(Saved data entries)
○ ○ ○ ○ ○

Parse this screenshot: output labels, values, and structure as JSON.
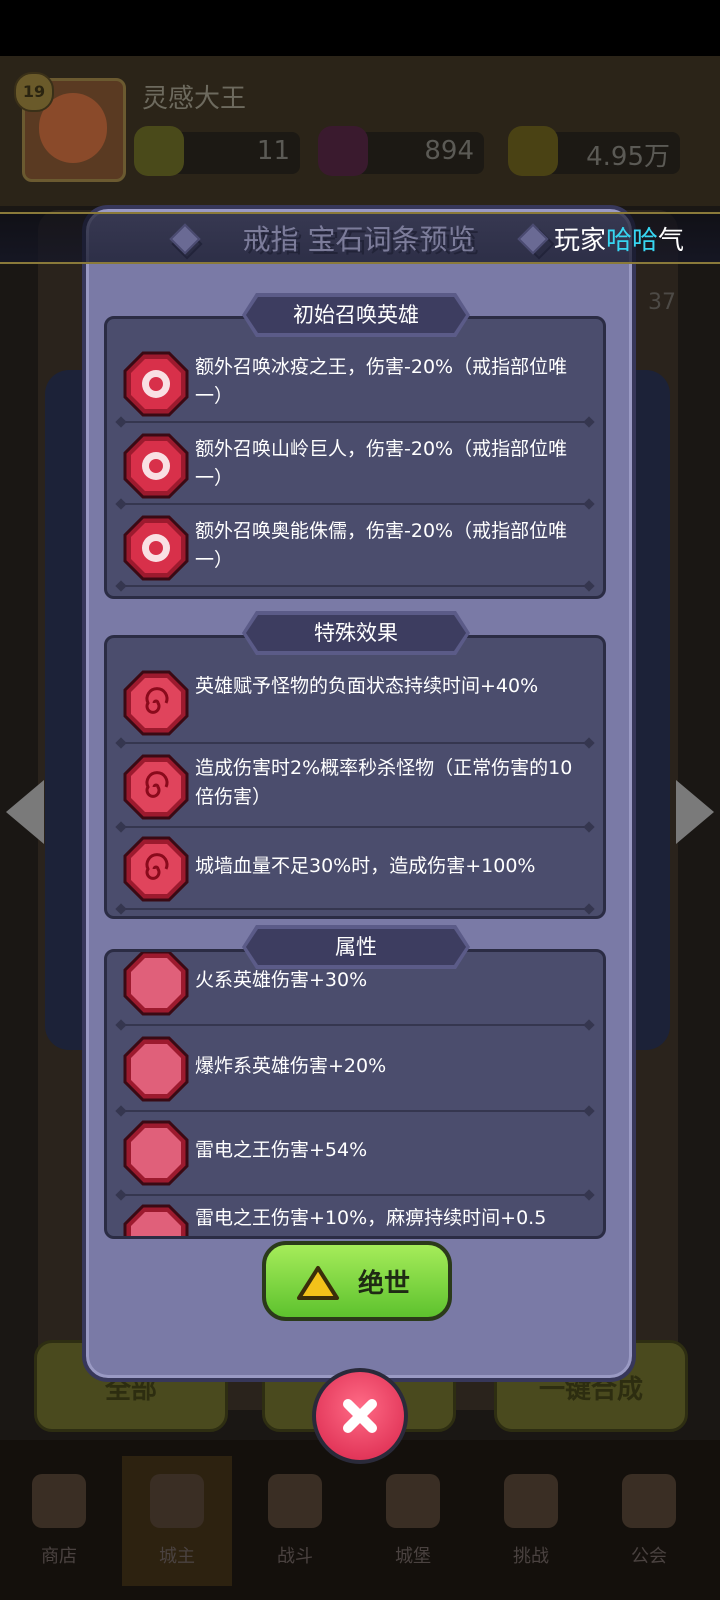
{
  "background": {
    "player_level": "19",
    "player_name": "灵感大王",
    "resources": [
      {
        "icon": "green-gem-icon",
        "value": "11"
      },
      {
        "icon": "purple-crystal-icon",
        "value": "894"
      },
      {
        "icon": "gold-coin-icon",
        "value": "4.95万"
      }
    ],
    "side_number": "37",
    "buttons": [
      "全部",
      "",
      "一键合成"
    ],
    "nav": [
      {
        "label": "商店"
      },
      {
        "label": "城主"
      },
      {
        "label": "战斗"
      },
      {
        "label": "城堡"
      },
      {
        "label": "挑战"
      },
      {
        "label": "公会"
      }
    ]
  },
  "banner": {
    "prefix": "玩家",
    "highlight": "哈哈",
    "suffix": "气"
  },
  "modal": {
    "title": "戒指 宝石词条预览",
    "sections": [
      {
        "header": "初始召唤英雄",
        "items": [
          {
            "text": "额外召唤冰疫之王，伤害-20%（戒指部位唯一）"
          },
          {
            "text": "额外召唤山岭巨人，伤害-20%（戒指部位唯一）"
          },
          {
            "text": "额外召唤奥能侏儒，伤害-20%（戒指部位唯一）"
          }
        ]
      },
      {
        "header": "特殊效果",
        "items": [
          {
            "text": "英雄赋予怪物的负面状态持续时间+40%"
          },
          {
            "text": "造成伤害时2%概率秒杀怪物（正常伤害的10倍伤害）"
          },
          {
            "text": "城墙血量不足30%时，造成伤害+100%"
          }
        ]
      },
      {
        "header": "属性",
        "items": [
          {
            "text": "火系英雄伤害+30%"
          },
          {
            "text": "爆炸系英雄伤害+20%"
          },
          {
            "text": "雷电之王伤害+54%"
          },
          {
            "text": "雷电之王伤害+10%，麻痹持续时间+0.5"
          }
        ]
      }
    ],
    "confirm_label": "绝世"
  },
  "colors": {
    "modal_bg": "#7a7aa6",
    "section_bg": "#4b4d6d",
    "confirm_green": "#7ed23e",
    "close_red": "#e8365a",
    "banner_highlight": "#37d6f2"
  }
}
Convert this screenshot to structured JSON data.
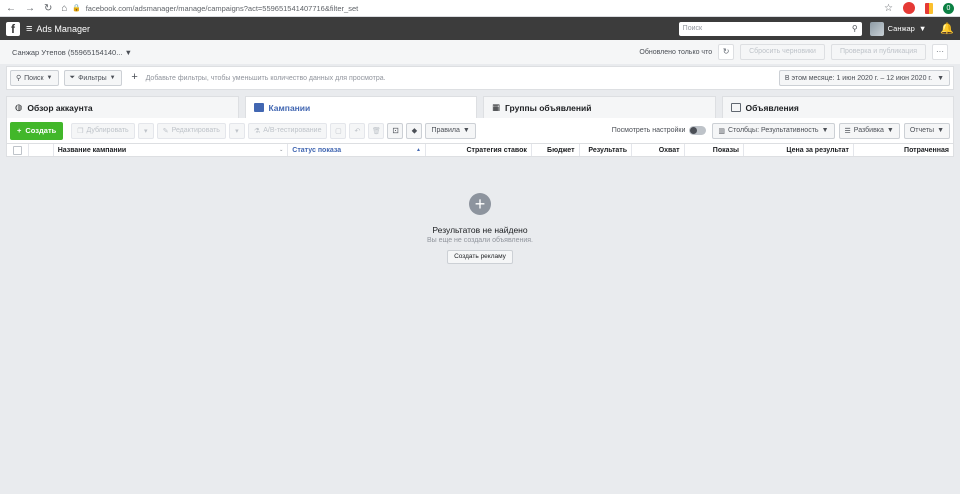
{
  "browser": {
    "url": "facebook.com/adsmanager/manage/campaigns?act=559651541407716&filter_set",
    "ext_badge": "0"
  },
  "topbar": {
    "logo": "f",
    "app_title": "Ads Manager",
    "search_placeholder": "Поиск",
    "user_name": "Санжар"
  },
  "account": {
    "name": "Санжар Утепов (55965154140...",
    "updated_label": "Обновлено только что",
    "discard_label": "Сбросить черновики",
    "review_label": "Проверка и публикация",
    "more_label": "···"
  },
  "filters": {
    "search_label": "Поиск",
    "filters_label": "Фильтры",
    "hint": "Добавьте фильтры, чтобы уменьшить количество данных для просмотра.",
    "date_range": "В этом месяце: 1 июн 2020 г. – 12 июн 2020 г."
  },
  "tabs": [
    {
      "label": "Обзор аккаунта"
    },
    {
      "label": "Кампании"
    },
    {
      "label": "Группы объявлений"
    },
    {
      "label": "Объявления"
    }
  ],
  "toolbar": {
    "create_label": "Создать",
    "duplicate_label": "Дублировать",
    "edit_label": "Редактировать",
    "ab_label": "A/B-тестирование",
    "rules_label": "Правила",
    "view_settings_label": "Посмотреть настройки",
    "columns_label": "Столбцы: Результативность",
    "breakdown_label": "Разбивка",
    "reports_label": "Отчеты"
  },
  "table": {
    "columns": [
      "Название кампании",
      "Статус показа",
      "Стратегия ставок",
      "Бюджет",
      "Результать",
      "Охват",
      "Показы",
      "Цена за результат",
      "Потраченная"
    ]
  },
  "empty_state": {
    "title": "Результатов не найдено",
    "subtitle": "Вы еще не создали объявления.",
    "button": "Создать рекламу"
  }
}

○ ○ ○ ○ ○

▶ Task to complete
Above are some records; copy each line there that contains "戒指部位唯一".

▶ Response area
            "text": "额外召唤冰疫之王，伤害-20%（戒指部位唯一）"
            "text": "额外召唤山岭巨人，伤害-20%（戒指部位唯一）"
            "text": "额外召唤奥能侏儒，伤害-20%（戒指部位唯一）"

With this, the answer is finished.